Merritt Medical Hour: Nanobots being found in the bodies of vaxxed people By Kevin Hughes for Ingredients
Investigative researcher Celeste Solum joined the Medical Rebel Dr. Lee Merritt on the “Merritt Medical Hour” to discuss artificial intelligence (AI) and robots.
During the Brighteon.TV program’s Nov. 2 episode, Merritt shared her conversation with Pfizer employee-turned-whistleblower Karen Kingston. They touched on hydrogel, graphene oxide and metals – components all found in the Wuhan coronavirus (COVID-19) vaccines.
Kingston discovered all the patents for the hydrogel technology, expressing belief that this hydrogel is an AI being distributed worldwide. Meanwhile, Merritt remarked that graphene oxide is a transmitter used by nanobots in the vaccine. She added that this AI network set up by nanobots can be found in the bodies of people injected with the COVID-19 gene treatment.
In response to the Medical Rebel’s question whether humanity is fighting an AI, Solum answered in the affirmative. She revealed that the company Heterodyne patented the hydra parasite in the vaccine’s hydrogel component.
Merritt added that the hydra parasite embedded in the hydrogel was the Hydra linnaeus organism, as the wild species found in fresh water is H. vulgaris. Hydra parasites contaminate aquariums, she remarked, but can easily be addressed using the anti-parasitic drug nitric oxide.
Solum and Merritt touch on robots in the commercial market
Solum mentioned a humanoid robot named Ai-Da testifying before lawmakers at the British House of Lords. The robot created by Aidan Meller made history by becoming the first robot to speak at the British Parliament’s upper chamber. Ai-Da spoke to legislators from the upper chamber’s Communications and Digital Committee.
“I produce my paintings by cameras in my eyes, my AI algorithms and my robotic arm to paint on canvas, which result in visually appealing images. For my poetry using neural networks, this involves analyzing a large corpus of text to identify common content and poetic structures, and then using these … to generate new poems,” it told Baroness Deborah Bull.
“How this differs to humans is consciousness. I do not have subjective experiences, despite being able to talk about them. I depend on computer programs and algorithms. Although not alive, I can still create art.”

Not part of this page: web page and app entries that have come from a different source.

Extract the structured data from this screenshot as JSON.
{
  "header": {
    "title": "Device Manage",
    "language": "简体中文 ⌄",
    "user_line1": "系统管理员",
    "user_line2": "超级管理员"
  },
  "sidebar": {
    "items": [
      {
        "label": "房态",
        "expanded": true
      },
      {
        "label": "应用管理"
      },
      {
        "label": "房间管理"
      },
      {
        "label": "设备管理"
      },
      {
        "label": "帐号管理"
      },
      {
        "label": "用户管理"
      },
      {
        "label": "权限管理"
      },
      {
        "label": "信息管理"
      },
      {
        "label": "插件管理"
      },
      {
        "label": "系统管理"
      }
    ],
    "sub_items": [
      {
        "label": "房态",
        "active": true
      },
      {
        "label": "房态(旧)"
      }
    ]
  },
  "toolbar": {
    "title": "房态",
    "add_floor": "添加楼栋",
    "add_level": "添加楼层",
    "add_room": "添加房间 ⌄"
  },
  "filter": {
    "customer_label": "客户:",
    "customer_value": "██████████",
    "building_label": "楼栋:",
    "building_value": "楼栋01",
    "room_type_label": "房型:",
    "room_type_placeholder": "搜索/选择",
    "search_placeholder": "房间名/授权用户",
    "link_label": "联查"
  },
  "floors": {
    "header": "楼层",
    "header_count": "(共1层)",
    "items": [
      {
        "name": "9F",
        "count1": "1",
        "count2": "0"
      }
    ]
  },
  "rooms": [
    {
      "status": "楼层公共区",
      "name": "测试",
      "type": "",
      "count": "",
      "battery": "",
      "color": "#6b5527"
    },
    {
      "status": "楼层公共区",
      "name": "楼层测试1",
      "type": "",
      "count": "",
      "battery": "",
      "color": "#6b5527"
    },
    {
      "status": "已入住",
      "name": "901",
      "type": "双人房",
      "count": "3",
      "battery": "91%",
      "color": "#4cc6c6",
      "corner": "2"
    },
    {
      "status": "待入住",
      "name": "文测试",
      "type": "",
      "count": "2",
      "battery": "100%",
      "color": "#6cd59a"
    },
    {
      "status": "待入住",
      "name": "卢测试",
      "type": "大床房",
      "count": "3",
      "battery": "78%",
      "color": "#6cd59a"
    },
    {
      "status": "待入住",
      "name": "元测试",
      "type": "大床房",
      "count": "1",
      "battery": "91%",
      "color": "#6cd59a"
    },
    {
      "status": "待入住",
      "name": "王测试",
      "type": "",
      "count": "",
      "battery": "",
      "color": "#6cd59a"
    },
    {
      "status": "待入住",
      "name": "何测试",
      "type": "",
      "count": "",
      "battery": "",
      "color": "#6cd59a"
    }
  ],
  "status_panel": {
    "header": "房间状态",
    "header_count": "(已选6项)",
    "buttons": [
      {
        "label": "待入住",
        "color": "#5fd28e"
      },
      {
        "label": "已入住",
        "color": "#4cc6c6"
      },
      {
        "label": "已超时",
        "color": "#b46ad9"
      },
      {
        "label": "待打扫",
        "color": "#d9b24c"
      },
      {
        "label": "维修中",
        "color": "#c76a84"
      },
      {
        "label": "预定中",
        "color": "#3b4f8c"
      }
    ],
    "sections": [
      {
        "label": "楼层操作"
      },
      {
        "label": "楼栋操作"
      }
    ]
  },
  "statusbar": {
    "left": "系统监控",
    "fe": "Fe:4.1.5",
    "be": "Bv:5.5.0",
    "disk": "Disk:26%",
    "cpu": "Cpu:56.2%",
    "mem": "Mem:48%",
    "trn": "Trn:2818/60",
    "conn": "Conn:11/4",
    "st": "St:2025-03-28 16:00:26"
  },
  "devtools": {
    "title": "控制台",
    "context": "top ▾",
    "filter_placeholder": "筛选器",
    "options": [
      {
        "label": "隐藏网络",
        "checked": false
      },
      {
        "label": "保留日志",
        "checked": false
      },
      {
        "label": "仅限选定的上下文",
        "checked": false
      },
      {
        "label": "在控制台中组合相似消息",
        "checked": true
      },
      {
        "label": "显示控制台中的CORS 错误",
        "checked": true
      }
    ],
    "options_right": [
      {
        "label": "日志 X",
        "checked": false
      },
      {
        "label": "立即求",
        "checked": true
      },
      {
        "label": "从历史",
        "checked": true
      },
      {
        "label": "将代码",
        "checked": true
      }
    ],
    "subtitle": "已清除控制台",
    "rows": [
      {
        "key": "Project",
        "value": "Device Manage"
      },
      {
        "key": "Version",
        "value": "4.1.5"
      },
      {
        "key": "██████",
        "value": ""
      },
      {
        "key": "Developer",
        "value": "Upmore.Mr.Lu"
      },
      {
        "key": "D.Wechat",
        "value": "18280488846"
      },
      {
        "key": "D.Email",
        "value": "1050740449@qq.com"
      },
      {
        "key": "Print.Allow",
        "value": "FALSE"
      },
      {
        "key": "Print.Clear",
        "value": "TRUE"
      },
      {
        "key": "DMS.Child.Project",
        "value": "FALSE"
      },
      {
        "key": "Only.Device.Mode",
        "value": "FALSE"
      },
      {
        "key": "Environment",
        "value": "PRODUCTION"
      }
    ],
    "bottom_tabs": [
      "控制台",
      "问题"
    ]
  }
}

Ai-Da concluded that “technology has already had a huge impact on the way we create art” and that its role in creating art “will continue to grow.” (Related: AI robots are already creating “hellish dystopia” by stealing human jobs, professor warns.)
“This robot was like part human. It had the robotic arms. It’s an artist and looks at a picture differently,” Solum said. She also mentioned a company called Sanctuary AI which has made human-like robots. These robots were even smarter than the person sitting in the White House, Solum joked, a swipe at U.S. President Joe Biden.
Merritt ultimately stated that these robots are already getting into the commercial market. The eventual rise of robotic rights and ethics, she explained, will surely pose a real challenge for humans in the future.
Follow Nanotechnology.news for more on the nanobots found in COVID vaccines.